→ Exercise instructions:
Copy the entries exactly. Their pictures do not belong in the copy.
*** Opening Listed records ***
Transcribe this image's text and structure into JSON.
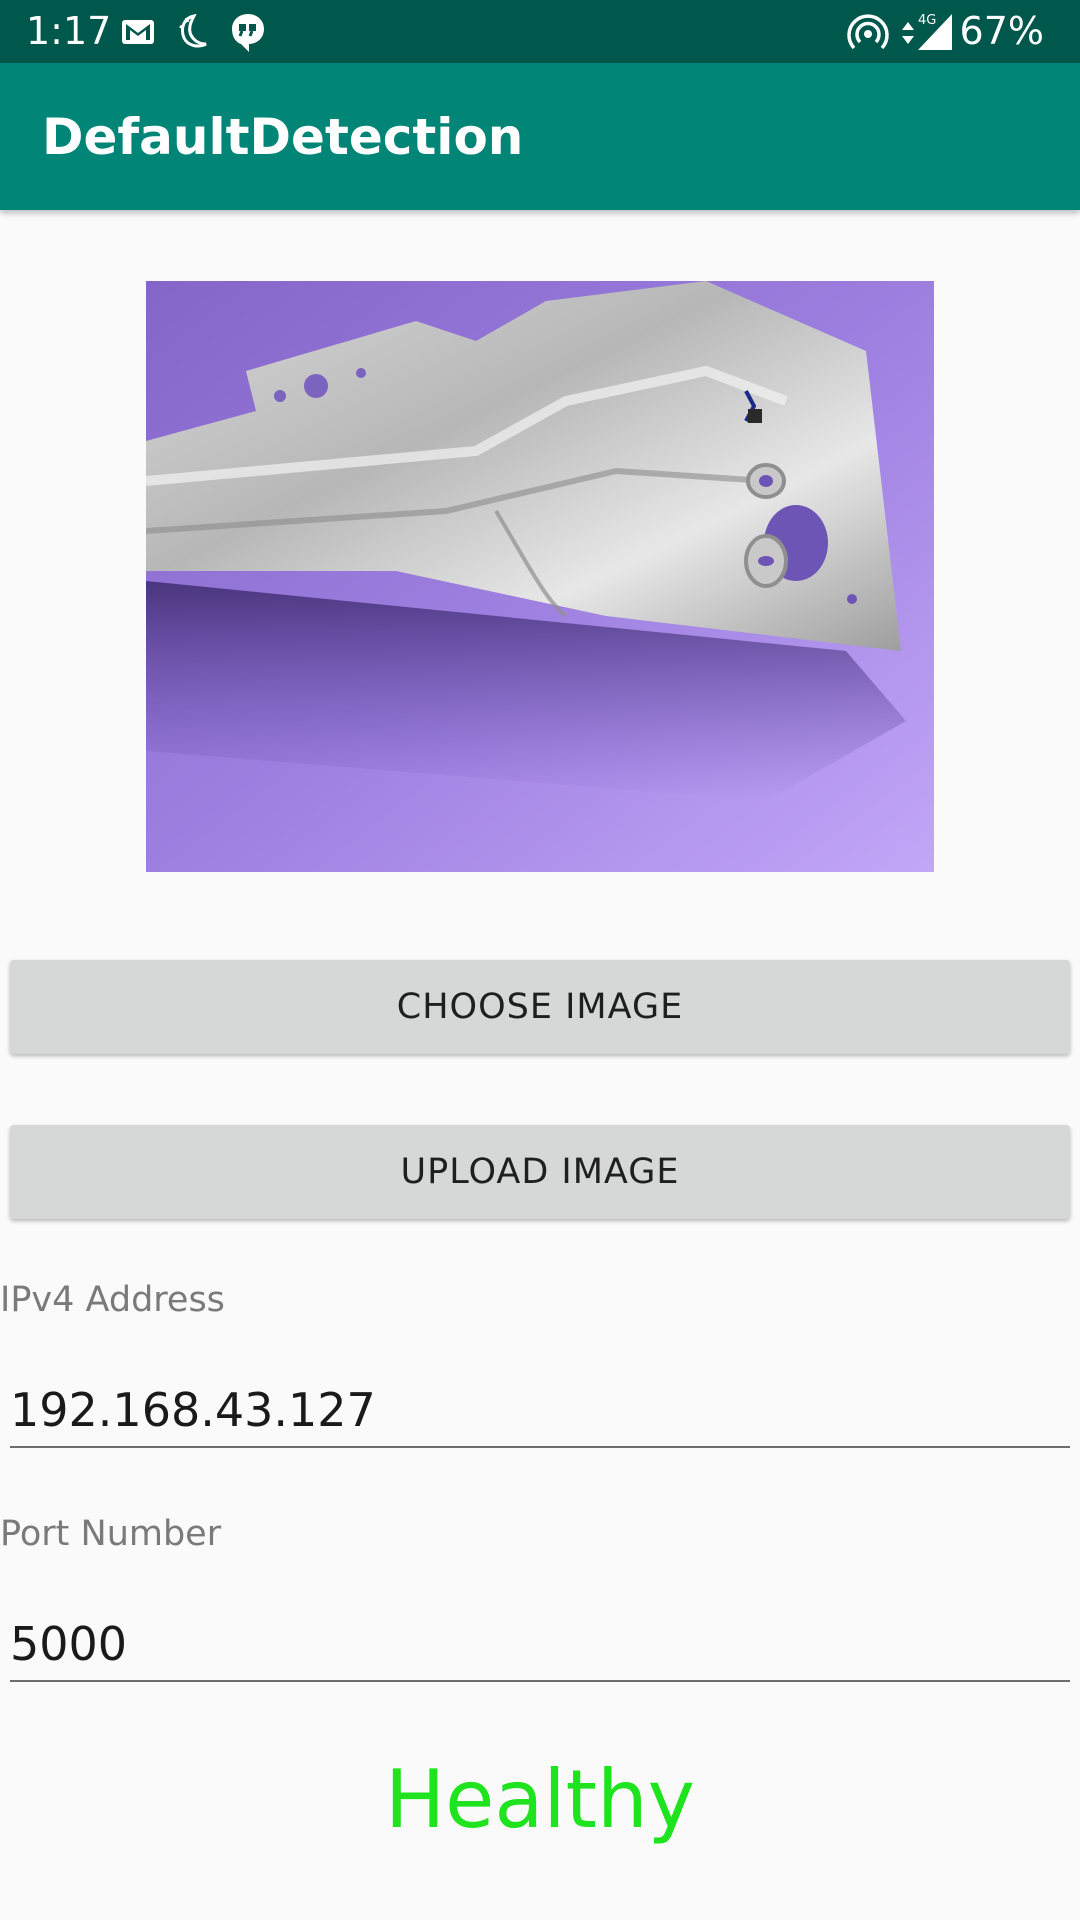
{
  "status_bar": {
    "time": "1:17",
    "battery": "67%",
    "network": "4G",
    "icons": [
      "gmail-icon",
      "moon-icon",
      "quote-bubble-icon",
      "hotspot-icon",
      "data-arrows-icon",
      "signal-icon"
    ]
  },
  "app_bar": {
    "title": "DefaultDetection",
    "color": "#008577",
    "status_color": "#00574b"
  },
  "preview": {
    "subject": "metal-part-photo"
  },
  "buttons": {
    "choose": "CHOOSE IMAGE",
    "upload": "UPLOAD IMAGE"
  },
  "ip": {
    "label": "IPv4 Address",
    "value": "192.168.43.127"
  },
  "port": {
    "label": "Port Number",
    "value": "5000"
  },
  "result": {
    "text": "Healthy",
    "color": "#1ee31e"
  }
}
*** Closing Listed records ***
→ Answer box:
Transcribe this image's text and structure into JSON.
{
  "status_bar": {
    "time": "1:17",
    "battery": "67%",
    "network": "4G",
    "icons": [
      "gmail-icon",
      "moon-icon",
      "quote-bubble-icon",
      "hotspot-icon",
      "data-arrows-icon",
      "signal-icon"
    ]
  },
  "app_bar": {
    "title": "DefaultDetection",
    "color": "#008577",
    "status_color": "#00574b"
  },
  "preview": {
    "subject": "metal-part-photo"
  },
  "buttons": {
    "choose": "CHOOSE IMAGE",
    "upload": "UPLOAD IMAGE"
  },
  "ip": {
    "label": "IPv4 Address",
    "value": "192.168.43.127"
  },
  "port": {
    "label": "Port Number",
    "value": "5000"
  },
  "result": {
    "text": "Healthy",
    "color": "#1ee31e"
  }
}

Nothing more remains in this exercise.